[Excerpts from an interface dataset]
- Opening Delimiter -

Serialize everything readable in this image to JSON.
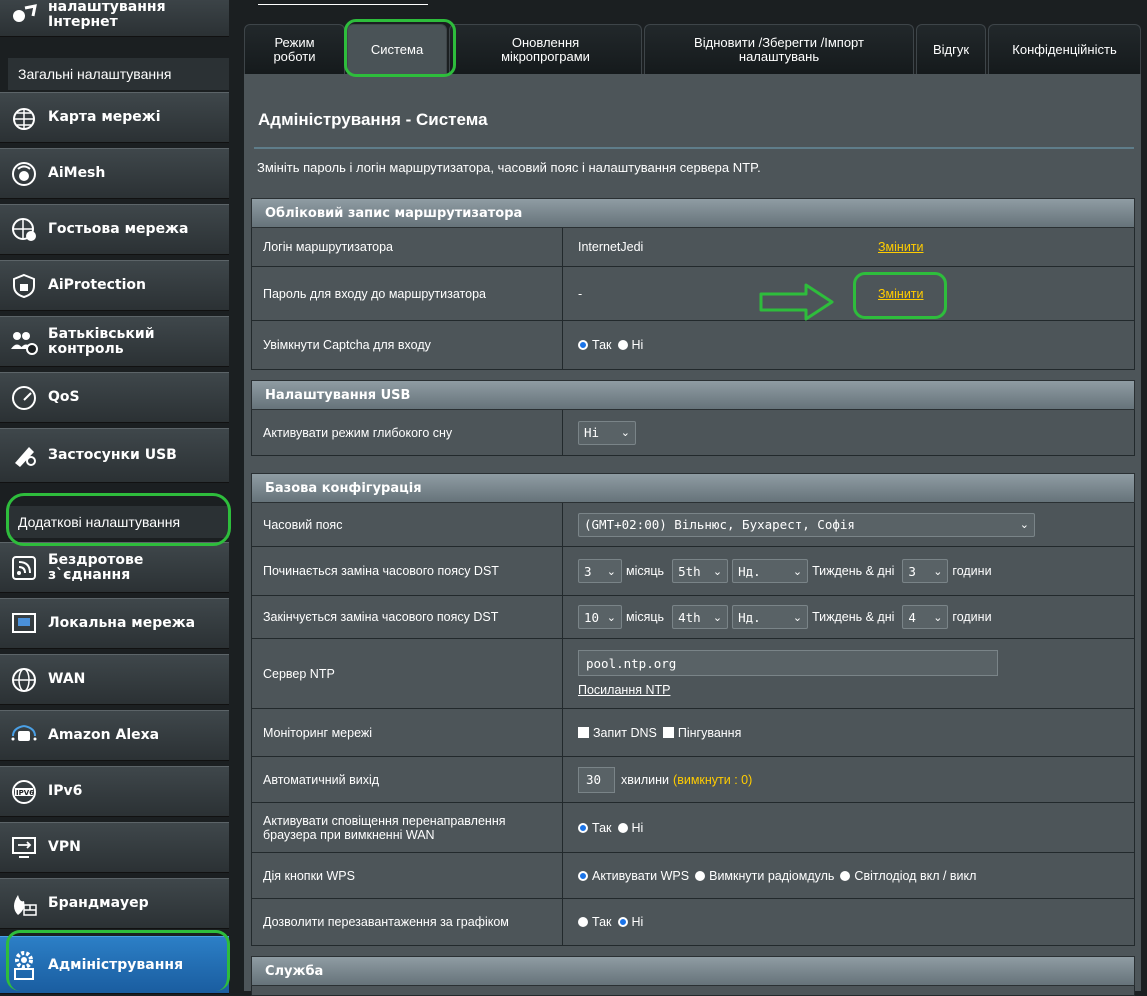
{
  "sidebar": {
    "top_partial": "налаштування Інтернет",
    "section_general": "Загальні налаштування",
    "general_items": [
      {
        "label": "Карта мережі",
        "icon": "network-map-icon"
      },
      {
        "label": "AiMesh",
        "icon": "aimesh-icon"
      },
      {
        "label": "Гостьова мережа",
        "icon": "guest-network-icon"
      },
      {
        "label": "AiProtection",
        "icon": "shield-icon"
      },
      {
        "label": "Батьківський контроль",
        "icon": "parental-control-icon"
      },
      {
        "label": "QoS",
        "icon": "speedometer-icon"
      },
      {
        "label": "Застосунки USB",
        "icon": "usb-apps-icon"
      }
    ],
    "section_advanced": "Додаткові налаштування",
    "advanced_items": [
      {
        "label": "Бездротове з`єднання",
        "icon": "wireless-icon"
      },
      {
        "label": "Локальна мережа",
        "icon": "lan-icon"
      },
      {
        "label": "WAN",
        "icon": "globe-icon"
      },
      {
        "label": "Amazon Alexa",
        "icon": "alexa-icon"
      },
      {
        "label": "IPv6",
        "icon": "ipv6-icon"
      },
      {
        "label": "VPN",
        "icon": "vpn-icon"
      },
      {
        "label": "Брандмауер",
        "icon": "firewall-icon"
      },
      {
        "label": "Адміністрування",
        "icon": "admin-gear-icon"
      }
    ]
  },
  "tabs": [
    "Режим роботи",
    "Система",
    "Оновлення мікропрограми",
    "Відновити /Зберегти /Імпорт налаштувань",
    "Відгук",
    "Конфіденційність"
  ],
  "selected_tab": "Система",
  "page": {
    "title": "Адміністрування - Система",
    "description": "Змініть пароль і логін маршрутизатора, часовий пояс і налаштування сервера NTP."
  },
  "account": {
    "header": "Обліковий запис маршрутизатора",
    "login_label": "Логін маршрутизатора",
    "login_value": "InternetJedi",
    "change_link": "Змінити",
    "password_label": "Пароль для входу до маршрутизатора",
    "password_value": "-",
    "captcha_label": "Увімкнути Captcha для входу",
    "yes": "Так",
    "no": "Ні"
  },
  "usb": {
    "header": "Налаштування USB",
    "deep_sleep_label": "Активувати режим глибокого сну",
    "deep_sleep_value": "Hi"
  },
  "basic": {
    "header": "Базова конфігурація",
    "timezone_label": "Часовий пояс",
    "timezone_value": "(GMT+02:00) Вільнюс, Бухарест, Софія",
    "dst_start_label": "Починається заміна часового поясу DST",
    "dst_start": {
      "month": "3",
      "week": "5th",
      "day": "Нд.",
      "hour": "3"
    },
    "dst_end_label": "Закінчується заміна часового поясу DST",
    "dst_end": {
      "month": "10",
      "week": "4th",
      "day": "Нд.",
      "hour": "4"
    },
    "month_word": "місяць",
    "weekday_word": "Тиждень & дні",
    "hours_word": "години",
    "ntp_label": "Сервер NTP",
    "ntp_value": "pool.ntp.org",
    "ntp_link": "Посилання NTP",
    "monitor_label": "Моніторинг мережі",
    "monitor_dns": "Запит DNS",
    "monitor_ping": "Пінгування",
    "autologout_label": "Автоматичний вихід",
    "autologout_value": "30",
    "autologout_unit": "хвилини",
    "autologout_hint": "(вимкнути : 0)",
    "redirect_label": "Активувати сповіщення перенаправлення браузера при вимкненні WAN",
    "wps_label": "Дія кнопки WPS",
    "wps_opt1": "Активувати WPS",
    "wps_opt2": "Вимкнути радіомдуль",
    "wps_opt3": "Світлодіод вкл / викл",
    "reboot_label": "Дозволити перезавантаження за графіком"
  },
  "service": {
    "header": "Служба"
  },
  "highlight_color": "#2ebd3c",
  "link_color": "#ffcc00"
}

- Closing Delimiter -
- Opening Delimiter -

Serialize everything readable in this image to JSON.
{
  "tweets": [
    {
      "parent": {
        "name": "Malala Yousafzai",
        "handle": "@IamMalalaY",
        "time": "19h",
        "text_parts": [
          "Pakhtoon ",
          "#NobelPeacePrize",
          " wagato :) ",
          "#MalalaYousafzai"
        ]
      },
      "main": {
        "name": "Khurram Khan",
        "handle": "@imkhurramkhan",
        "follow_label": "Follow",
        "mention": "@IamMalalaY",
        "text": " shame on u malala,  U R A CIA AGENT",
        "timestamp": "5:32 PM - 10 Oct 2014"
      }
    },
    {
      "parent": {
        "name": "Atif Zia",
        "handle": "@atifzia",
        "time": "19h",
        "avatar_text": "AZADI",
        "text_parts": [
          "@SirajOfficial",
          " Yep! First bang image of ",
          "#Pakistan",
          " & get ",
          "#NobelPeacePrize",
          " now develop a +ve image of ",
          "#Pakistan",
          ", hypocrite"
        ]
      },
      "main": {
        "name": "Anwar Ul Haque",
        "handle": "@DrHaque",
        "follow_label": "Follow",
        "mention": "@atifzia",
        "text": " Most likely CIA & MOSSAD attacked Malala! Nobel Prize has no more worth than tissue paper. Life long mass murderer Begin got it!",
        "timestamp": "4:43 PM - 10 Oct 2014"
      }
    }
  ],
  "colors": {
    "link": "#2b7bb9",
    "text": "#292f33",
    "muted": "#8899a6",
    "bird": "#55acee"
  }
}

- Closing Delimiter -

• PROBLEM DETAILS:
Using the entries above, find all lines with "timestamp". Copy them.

• OUTPUT FOR THIS TASK:
        "timestamp": "5:32 PM - 10 Oct 2014"
        "timestamp": "4:43 PM - 10 Oct 2014"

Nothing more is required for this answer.